A step up from the single pair, two pair hands see a player boasting two separate groups of cards of the same rank. In the event that multiple players have two pair, the individual with the highest single pair will win. For example, if two players show their cards where one holds 9 9 7 7 5 and the other A A 2 2 5, the player with the pair of aces will win.

Should two players hold the same two pairs, a winner will be decided by the kicker.

Three of a Kind

Three of a Kind

Three of a Kind

Also known as a ‘set’ or ‘trips,’ three of a kind is when a player has three cards of equal value.

As one might suspect, trips are rarer than pairs, so players holding a set tend to be more confident in their hand strength and bet accordingly.

In a match off between two players with the same Three of a Kind, the winner will be decided by the kicker.

Straight

Right hand has the higher - and winning - straight

Right hand has the higher – and winning – straight

Whether you play 5- or 7-card varieties of poker, a straight is when you have five cards of sequential value of any suit combination. Straights are unique in that an ace can be played low, serving a value of 1 (A 2 3 4 5, a straight also known as a ‘wheel’), and high (10 J Q K A, a straight called ‘Broadway’).

Like all hands, the high-card principle prevails in the event of multiple straights, with the player holding the highest value card in the straight winning the hand. For example, if one player has 2 3 4 5 6 and another 3 4 5 6 7, the player with the straight to the 7 will win the hand.

Flush

Flush

Flush

A flush is a hand where a player boasts five cards of any order that are all of the same suit. Flushes are ranked by the highest card in the suit, but the suits themselves are not ranked. In other words, a queen-high spade flush is ranked evenly with a queen-high heart flush.

If two players share the same high card, then the winner will be decided by the kicker.

 

Full House

Two Full Houses - hand on the right wins

Two Full Houses – hand on the right wins

One of the stronger hands in poker, a full house describes when a player has both a set (three cards of matching value) and a separate pair (two cards of matching value). When two full houses, colloquially known as ‘boats,’ come against each other, precedence is given to the player with the higher set. If both players share the set (something only possible in poker games with communal cards) then the values of the pair will be compared.

As a defined five-card hand, the kicker will not come into play in a full house faceoff.

Four of a Kind

Two players with Four of a Kind - Player on the right wins with a higher kicker card

Two players with Four of a Kind – Player on the right wins with a higher kicker card

Also known as quads, four of a kind is a poker hand in which a player has collected all four cards of any particular value. In a situation with two groups of quads, the cards of higher value will be the winner.

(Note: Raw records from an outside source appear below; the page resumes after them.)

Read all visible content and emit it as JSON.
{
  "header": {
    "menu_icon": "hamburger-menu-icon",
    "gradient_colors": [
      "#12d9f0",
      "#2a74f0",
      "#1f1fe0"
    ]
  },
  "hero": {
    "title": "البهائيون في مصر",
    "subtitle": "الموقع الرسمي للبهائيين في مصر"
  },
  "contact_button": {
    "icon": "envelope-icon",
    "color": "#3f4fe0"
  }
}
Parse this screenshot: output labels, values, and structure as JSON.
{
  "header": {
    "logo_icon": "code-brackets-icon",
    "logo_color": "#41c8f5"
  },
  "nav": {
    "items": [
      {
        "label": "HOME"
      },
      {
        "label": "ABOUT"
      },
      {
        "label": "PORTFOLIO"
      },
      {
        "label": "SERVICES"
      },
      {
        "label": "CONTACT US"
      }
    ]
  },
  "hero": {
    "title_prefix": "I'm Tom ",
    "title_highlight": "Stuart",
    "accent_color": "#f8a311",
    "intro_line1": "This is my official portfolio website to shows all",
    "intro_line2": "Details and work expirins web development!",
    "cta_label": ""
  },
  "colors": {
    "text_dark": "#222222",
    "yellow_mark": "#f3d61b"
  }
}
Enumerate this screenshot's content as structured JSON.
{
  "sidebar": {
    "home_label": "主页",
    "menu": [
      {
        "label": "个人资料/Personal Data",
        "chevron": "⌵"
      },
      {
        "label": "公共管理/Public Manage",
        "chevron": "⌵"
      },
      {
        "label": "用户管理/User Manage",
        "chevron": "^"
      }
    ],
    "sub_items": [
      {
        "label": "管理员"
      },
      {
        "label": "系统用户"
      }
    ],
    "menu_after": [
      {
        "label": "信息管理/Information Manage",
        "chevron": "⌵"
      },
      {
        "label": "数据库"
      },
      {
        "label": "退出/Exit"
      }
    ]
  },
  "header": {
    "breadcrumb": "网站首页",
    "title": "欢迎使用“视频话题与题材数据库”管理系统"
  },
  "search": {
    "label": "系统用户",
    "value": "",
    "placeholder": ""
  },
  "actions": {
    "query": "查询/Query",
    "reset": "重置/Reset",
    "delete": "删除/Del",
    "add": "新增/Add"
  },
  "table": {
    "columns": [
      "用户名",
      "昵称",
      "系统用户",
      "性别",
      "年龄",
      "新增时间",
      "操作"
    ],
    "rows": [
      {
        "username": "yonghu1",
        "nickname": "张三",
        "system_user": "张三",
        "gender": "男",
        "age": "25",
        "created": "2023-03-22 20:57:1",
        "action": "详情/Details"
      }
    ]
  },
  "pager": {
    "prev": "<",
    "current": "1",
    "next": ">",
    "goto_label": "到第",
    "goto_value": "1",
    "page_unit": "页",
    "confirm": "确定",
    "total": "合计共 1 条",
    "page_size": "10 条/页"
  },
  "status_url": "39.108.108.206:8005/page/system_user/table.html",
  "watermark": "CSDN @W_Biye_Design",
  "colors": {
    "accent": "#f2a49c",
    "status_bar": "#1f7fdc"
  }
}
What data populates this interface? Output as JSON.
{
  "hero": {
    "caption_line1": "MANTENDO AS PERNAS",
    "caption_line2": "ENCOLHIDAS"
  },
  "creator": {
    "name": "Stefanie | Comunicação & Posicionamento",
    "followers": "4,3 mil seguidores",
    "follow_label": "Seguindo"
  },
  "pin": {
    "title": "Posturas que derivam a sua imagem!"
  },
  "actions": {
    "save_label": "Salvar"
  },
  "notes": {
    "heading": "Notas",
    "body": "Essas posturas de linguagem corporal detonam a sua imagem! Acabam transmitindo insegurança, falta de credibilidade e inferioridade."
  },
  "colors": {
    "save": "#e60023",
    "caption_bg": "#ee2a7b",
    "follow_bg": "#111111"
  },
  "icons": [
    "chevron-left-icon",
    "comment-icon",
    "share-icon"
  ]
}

If players share the same group of quads (only possible if all four cards are present among the community cards) a kicker can decide the winner.

Straight Flush

Straight Flush (This example is a Royal Flush, more specifically)

Straight Flush (This example is a Royal Flush, more specifically)

The rarest of the rare, a straight flush requires a player to have five sequential cards within the same suit. The highest of these hands is a Royal Flush, wherein a player has the 10 J Q K A of the same suit (shown on the right). Straight Flushes are extremely rare, and can only be beaten by straight flushes with a higher range.